Wall Street banks look beyond trading to drive profits

Goldman Sachs and Morgan Stanley top forecasts despite industry decline in bond trading

 A trader works at the Goldman Sachs stall on the floor of the New York Stock Exchange. Goldman Sachs and Morgan Stanley both topped analyst expectations in third quarter results on Tuesday. Photograph: Brendan McDermid/Reuters

A trader works at the Goldman Sachs stall on the floor of the New York Stock Exchange. Goldman Sachs and Morgan Stanley both topped analyst expectations in third quarter results on Tuesday. Photograph: Brendan McDermid/Reuters

 

Wall Street rivals Goldman Sachs and Morgan Stanley topped analyst expectations on Tuesday, reporting third-quarter earnings gains from a range of products and services despite an industry-wide decline in bond trading.

Goldman’s private equity investments helped fuel its earnings beat, while Morgan Stanley’s wealth management unit delivered record revenue and profit margins.
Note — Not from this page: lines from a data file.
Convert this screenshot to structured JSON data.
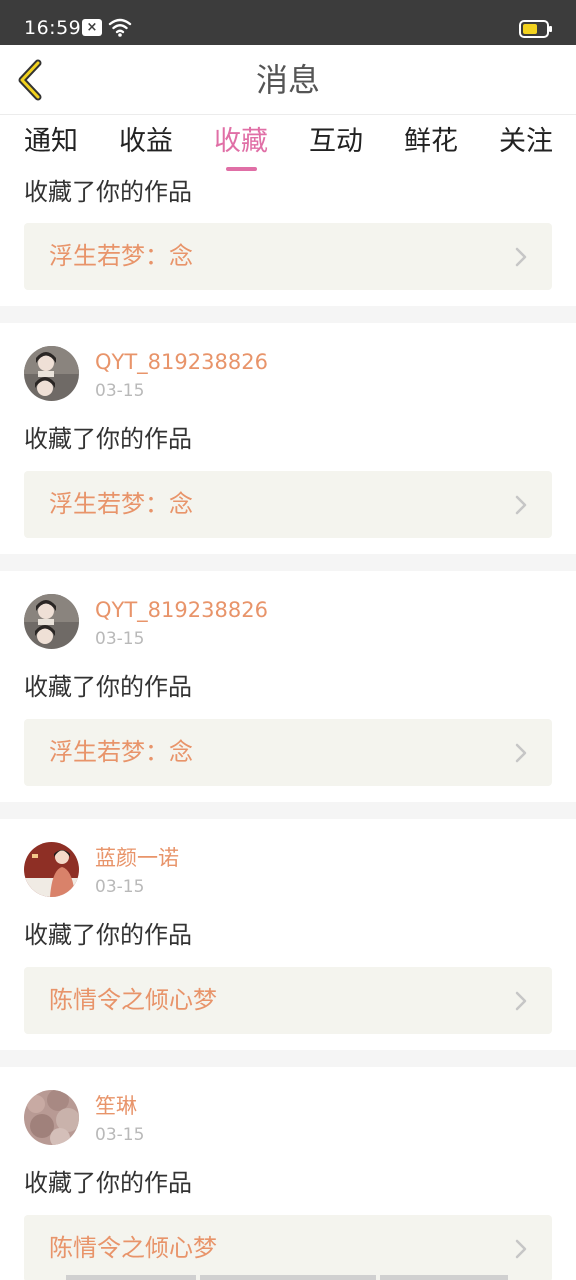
{
  "status_bar": {
    "time": "16:59",
    "notification_glyph": "×",
    "icons": [
      "notification-icon",
      "wifi-icon",
      "battery-icon"
    ],
    "battery_color": "#f2d21f"
  },
  "header": {
    "back_icon": "chevron-left-icon",
    "title": "消息"
  },
  "tabs": [
    {
      "label": "通知",
      "active": false
    },
    {
      "label": "收益",
      "active": false
    },
    {
      "label": "收藏",
      "active": true
    },
    {
      "label": "互动",
      "active": false
    },
    {
      "label": "鲜花",
      "active": false
    },
    {
      "label": "关注",
      "active": false
    }
  ],
  "colors": {
    "accent": "#e06fa6",
    "username": "#e8946a",
    "card_bg": "#f4f4ee"
  },
  "feed": {
    "partial_top": {
      "action": "收藏了你的作品",
      "work_title": "浮生若梦：念"
    },
    "items": [
      {
        "username": "QYT_819238826",
        "date": "03-15",
        "action": "收藏了你的作品",
        "work_title": "浮生若梦：念"
      },
      {
        "username": "QYT_819238826",
        "date": "03-15",
        "action": "收藏了你的作品",
        "work_title": "浮生若梦：念"
      },
      {
        "username": "蓝颜一诺",
        "date": "03-15",
        "action": "收藏了你的作品",
        "work_title": "陈情令之倾心梦"
      },
      {
        "username": "笙琳",
        "date": "03-15",
        "action": "收藏了你的作品",
        "work_title": "陈情令之倾心梦"
      }
    ]
  }
}
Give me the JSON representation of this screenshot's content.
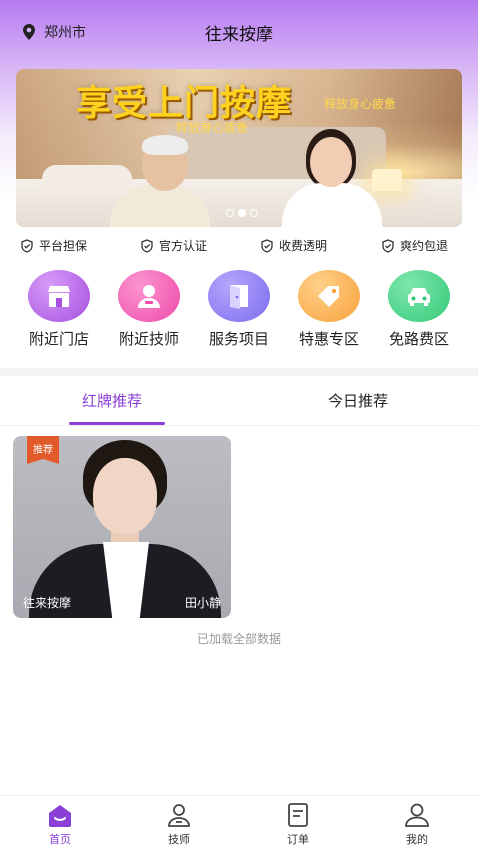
{
  "header": {
    "location": "郑州市",
    "title": "往来按摩"
  },
  "banner": {
    "title": "享受上门按摩",
    "subtitle_left": "释放身心疲惫",
    "subtitle_right": "释放身心疲惫",
    "slide_count": 3,
    "active_slide": 2
  },
  "guarantees": [
    {
      "label": "平台担保",
      "icon": "shield-check-icon"
    },
    {
      "label": "官方认证",
      "icon": "shield-check-icon"
    },
    {
      "label": "收费透明",
      "icon": "shield-check-icon"
    },
    {
      "label": "爽约包退",
      "icon": "shield-check-icon"
    }
  ],
  "categories": [
    {
      "label": "附近门店",
      "icon": "store-icon",
      "color": "#a64fe0"
    },
    {
      "label": "附近技师",
      "icon": "technician-icon",
      "color": "#ee4aa9"
    },
    {
      "label": "服务项目",
      "icon": "door-icon",
      "color": "#7d6cf0"
    },
    {
      "label": "特惠专区",
      "icon": "tag-icon",
      "color": "#f7a23a"
    },
    {
      "label": "免路费区",
      "icon": "car-icon",
      "color": "#33c978"
    }
  ],
  "tabs": {
    "active": "红牌推荐",
    "inactive": "今日推荐"
  },
  "card": {
    "badge": "推荐",
    "shop_name": "往来按摩",
    "therapist_name": "田小静"
  },
  "list_status": "已加载全部数据",
  "bottom_nav": [
    {
      "label": "首页",
      "icon": "home-icon",
      "active": true
    },
    {
      "label": "技师",
      "icon": "technician-icon",
      "active": false
    },
    {
      "label": "订单",
      "icon": "order-icon",
      "active": false
    },
    {
      "label": "我的",
      "icon": "profile-icon",
      "active": false
    }
  ],
  "colors": {
    "accent": "#8a3fd6",
    "header_gradient_top": "#b67bf0",
    "badge": "#e25a2a"
  }
}
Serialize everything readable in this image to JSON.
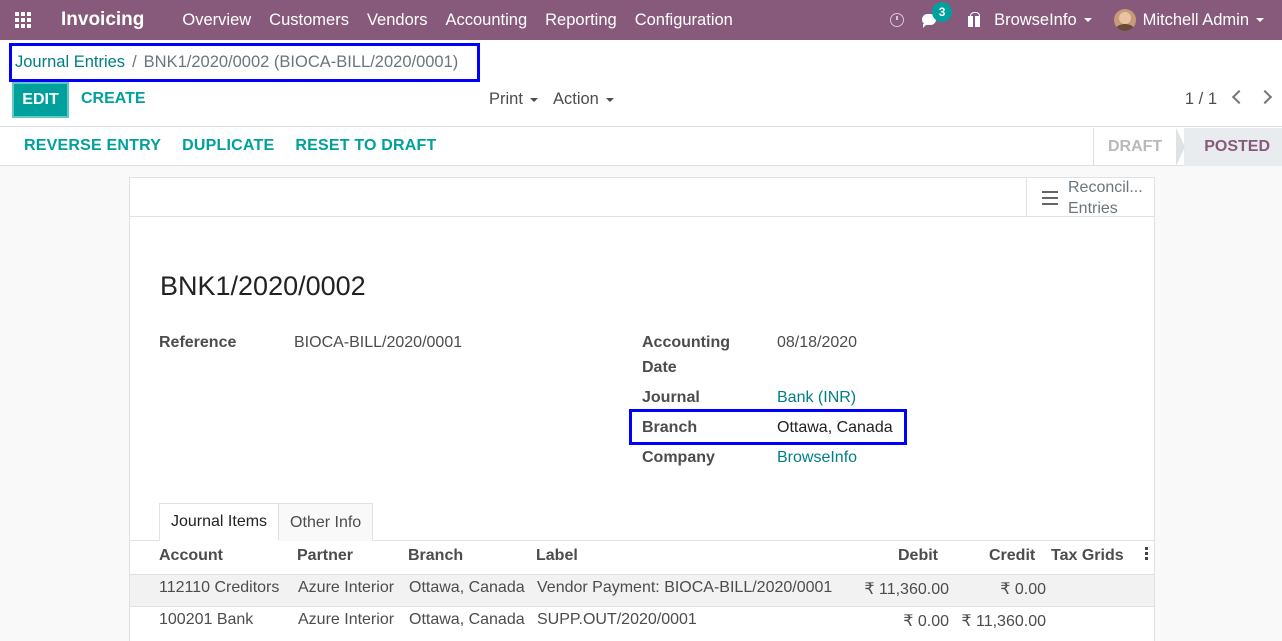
{
  "navbar": {
    "app_name": "Invoicing",
    "menu": [
      "Overview",
      "Customers",
      "Vendors",
      "Accounting",
      "Reporting",
      "Configuration"
    ],
    "messages_count": "3",
    "company": "BrowseInfo",
    "user": "Mitchell Admin"
  },
  "breadcrumb": {
    "parent": "Journal Entries",
    "separator": "/",
    "current": "BNK1/2020/0002 (BIOCA-BILL/2020/0001)"
  },
  "toolbar": {
    "edit_label": "EDIT",
    "create_label": "CREATE",
    "print_label": "Print",
    "action_label": "Action",
    "pager": "1 / 1"
  },
  "statusbar": {
    "actions": [
      "REVERSE ENTRY",
      "DUPLICATE",
      "RESET TO DRAFT"
    ],
    "steps": [
      "DRAFT",
      "POSTED"
    ],
    "active_step": "POSTED"
  },
  "smart_button": {
    "line1": "Reconcil...",
    "line2": "Entries"
  },
  "record": {
    "title": "BNK1/2020/0002",
    "reference_label": "Reference",
    "reference": "BIOCA-BILL/2020/0001",
    "accounting_date_label_1": "Accounting",
    "accounting_date_label_2": "Date",
    "accounting_date": "08/18/2020",
    "journal_label": "Journal",
    "journal": "Bank (INR)",
    "branch_label": "Branch",
    "branch": "Ottawa, Canada",
    "company_label": "Company",
    "company": "BrowseInfo"
  },
  "tabs": [
    "Journal Items",
    "Other Info"
  ],
  "journal_items": {
    "columns": [
      "Account",
      "Partner",
      "Branch",
      "Label",
      "Debit",
      "Credit",
      "Tax Grids"
    ],
    "rows": [
      {
        "account": "112110 Creditors",
        "partner": "Azure Interior",
        "branch": "Ottawa, Canada",
        "label": "Vendor Payment: BIOCA-BILL/2020/0001",
        "debit": "₹ 11,360.00",
        "credit": "₹ 0.00",
        "tax_grids": ""
      },
      {
        "account": "100201 Bank",
        "partner": "Azure Interior",
        "branch": "Ottawa, Canada",
        "label": "SUPP.OUT/2020/0001",
        "debit": "₹ 0.00",
        "credit": "₹ 11,360.00",
        "tax_grids": ""
      }
    ]
  },
  "colors": {
    "navbar": "#875a7b",
    "primary": "#00a09d",
    "link": "#017e84",
    "highlight_box": "#0000ff"
  }
}
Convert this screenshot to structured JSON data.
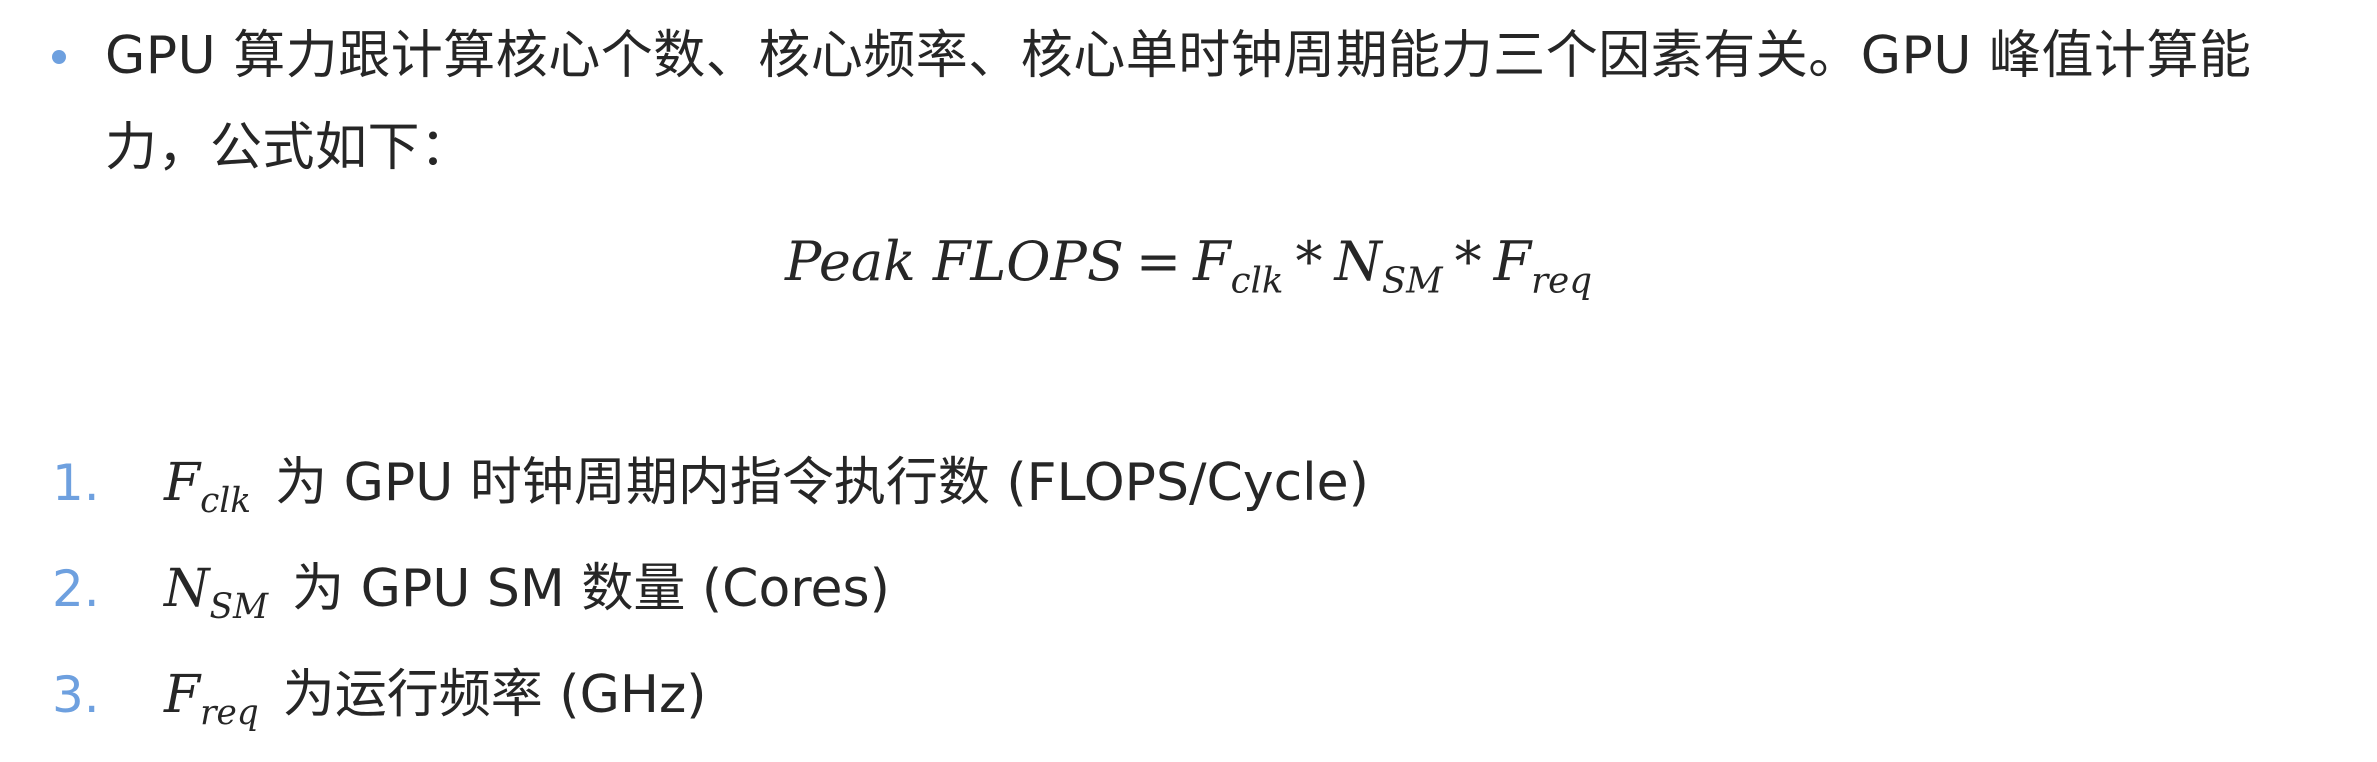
{
  "bullet": {
    "text": "GPU 算力跟计算核心个数、核心频率、核心单时钟周期能力三个因素有关。GPU 峰值计算能力，公式如下："
  },
  "formula": {
    "lhs": "Peak FLOPS",
    "equals": "=",
    "term1_base": "F",
    "term1_sub": "clk",
    "times": "*",
    "term2_base": "N",
    "term2_sub": "SM",
    "term3_base": "F",
    "term3_sub": "req"
  },
  "list": [
    {
      "number": "1.",
      "var_base": "F",
      "var_sub": "clk",
      "text": "为 GPU 时钟周期内指令执行数 (FLOPS/Cycle)"
    },
    {
      "number": "2.",
      "var_base": "N",
      "var_sub": "SM",
      "text": "为 GPU SM 数量 (Cores)"
    },
    {
      "number": "3.",
      "var_base": "F",
      "var_sub": "req",
      "text": "为运行频率 (GHz)"
    }
  ],
  "colors": {
    "accent": "#6ea0df",
    "text": "#262626"
  }
}
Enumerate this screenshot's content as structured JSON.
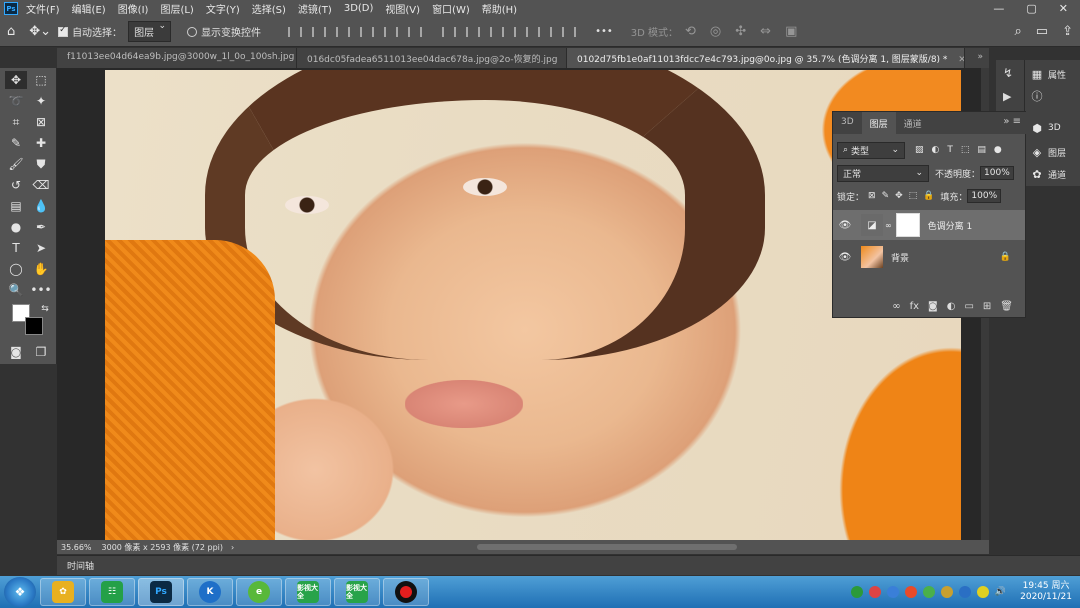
{
  "menubar": {
    "logo": "Ps",
    "items": [
      "文件(F)",
      "编辑(E)",
      "图像(I)",
      "图层(L)",
      "文字(Y)",
      "选择(S)",
      "滤镜(T)",
      "3D(D)",
      "视图(V)",
      "窗口(W)",
      "帮助(H)"
    ],
    "minimize": "—",
    "restore": "▢",
    "close": "✕"
  },
  "optionsbar": {
    "auto_select_label": "自动选择：",
    "auto_select_value": "图层",
    "show_transform_label": "显示变换控件",
    "more": "•••",
    "mode_label": "3D 模式："
  },
  "tabs": [
    {
      "label": "f11013ee04d64ea9b.jpg@3000w_1l_0o_100sh.jpg"
    },
    {
      "label": "016dc05fadea6511013ee04dac678a.jpg@2o-恢复的.jpg"
    },
    {
      "label": "0102d75fb1e0af11013fdcc7e4c793.jpg@0o.jpg @ 35.7% (色调分离 1, 图层蒙版/8) *"
    }
  ],
  "status": {
    "zoom": "35.66%",
    "doc_size": "3000 像素 x 2593 像素 (72 ppi)"
  },
  "timeline_label": "时间轴",
  "dock": {
    "properties_label": "属性",
    "label_3d": "3D",
    "layers_label": "图层",
    "channels_label": "通道"
  },
  "layers_panel": {
    "tabs": [
      "3D",
      "图层",
      "通道"
    ],
    "filter_kind": "类型",
    "blend_mode": "正常",
    "opacity_label": "不透明度：",
    "opacity_value": "100%",
    "lock_label": "锁定：",
    "fill_label": "填充：",
    "fill_value": "100%",
    "layers": [
      {
        "name": "色调分离 1",
        "selected": true
      },
      {
        "name": "背景",
        "selected": false
      }
    ],
    "footer_fx": "fx"
  },
  "taskbar": {
    "app_labels": [
      "Ps",
      "K",
      "影视大全",
      "影视大全"
    ],
    "time": "19:45 周六",
    "date": "2020/11/21"
  },
  "colors": {
    "accent": "#31a8ff",
    "fg": "#ffffff",
    "bg": "#000000"
  }
}
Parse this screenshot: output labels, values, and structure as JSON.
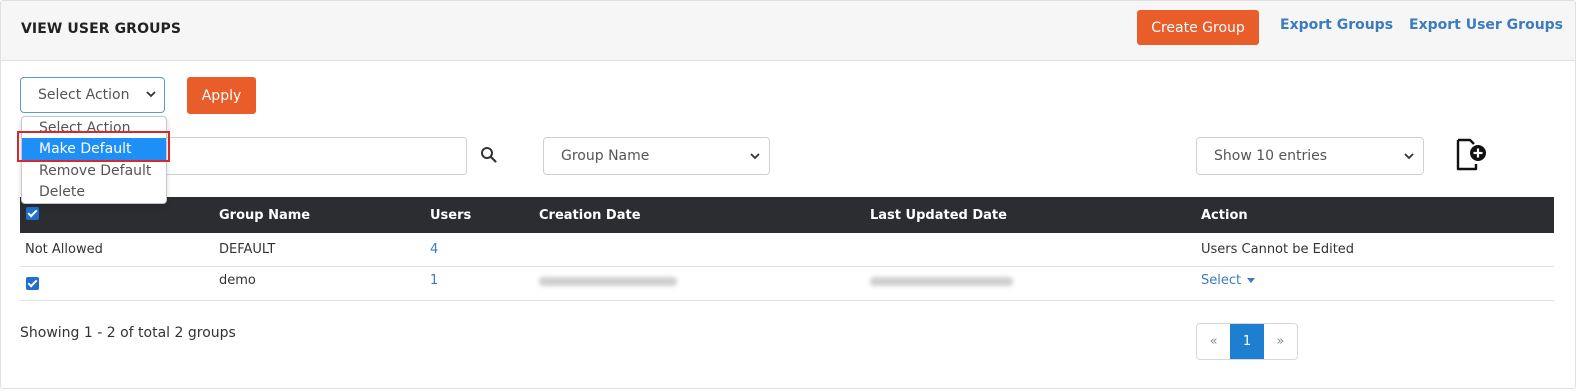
{
  "header": {
    "title": "VIEW USER GROUPS",
    "create_group": "Create Group",
    "export_groups": "Export Groups",
    "export_user_groups": "Export User Groups"
  },
  "bulk_action": {
    "selected": "Select Action",
    "apply": "Apply",
    "options": [
      "Select Action",
      "Make Default",
      "Remove Default",
      "Delete"
    ],
    "highlighted_option": "Make Default"
  },
  "search": {
    "placeholder": "",
    "value": ""
  },
  "filter": {
    "group_field": "Group Name",
    "entries": "Show 10 entries"
  },
  "table": {
    "columns": [
      "",
      "Group Name",
      "Users",
      "Creation Date",
      "Last Updated Date",
      "Action"
    ],
    "rows": [
      {
        "select": "Not Allowed",
        "group_name": "DEFAULT",
        "users": "4",
        "creation_date": "",
        "last_updated": "",
        "action": "Users Cannot be Edited"
      },
      {
        "select": "checked",
        "group_name": "demo",
        "users": "1",
        "creation_date": "(blurred)",
        "last_updated": "(blurred)",
        "action": "Select"
      }
    ]
  },
  "footer": {
    "summary": "Showing 1 - 2 of total 2 groups",
    "pagination": {
      "prev": "«",
      "current": "1",
      "next": "»"
    }
  },
  "colors": {
    "accent": "#e85d2a",
    "link": "#3b7bc0",
    "header_bg": "#2b2d31",
    "highlight": "#1e8ff7",
    "annotation": "#d6282f"
  },
  "icons": [
    "chevron-down-icon",
    "search-icon",
    "add-document-icon",
    "checkbox-icon",
    "caret-down-icon"
  ]
}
Both reported higher investment banking revenue than the year-ago period and kept a lid on expenses relative to revenue.

Executives at the biggest banks have argued that diverse business lines can offset temporary weakness in one area and that controlling costs can further pad the bottom line.

“This is the goal: that we’re not as reliant on sales and trading businesses,” Morgan Stanley chief financial officer Jonathan Pruzan said. “In a subdued trading environment, we can maintain our [market] share, yet when the market flexes up, we have capacity to participate in this growth.”

Shares of Morgan Stanley, which reported a better-than-expected 11 per cent profit rise and topped several of chief executive James Gorman’s financial targets, were 1.6 per cent higher at $49.81.

Volatility

At a conference last month, bank executives cautioned that third-quarter trading results would be weaker because of low bond market volatility and a strong year-ago quarter. That prepared investors and led analysts to revise earnings forecasts lower.

Goldman’s bond trading results were under particular scrutiny from investors, since the fifth-largest US bank is more reliant on trading than competitors and does not have a significant retail operation to offset recent declines.

JPMorgan Chase, Bank of America and Citigroup, which beat expectations when reporting results last week, have major consumer operations, while Morgan Stanley has a huge retail brokerage arm that has been expanding into lending.

Goldman’s 26 per cent fall in third-quarter bond trading was within the 16 per cent to 27 per cent declines that Wall Street rivals had reported, but far less than the 40 per cent drop some analysts had been expecting.

Overall, the bank reported a 3 per cent profit decline that beat Wall Street estimates. – Reuters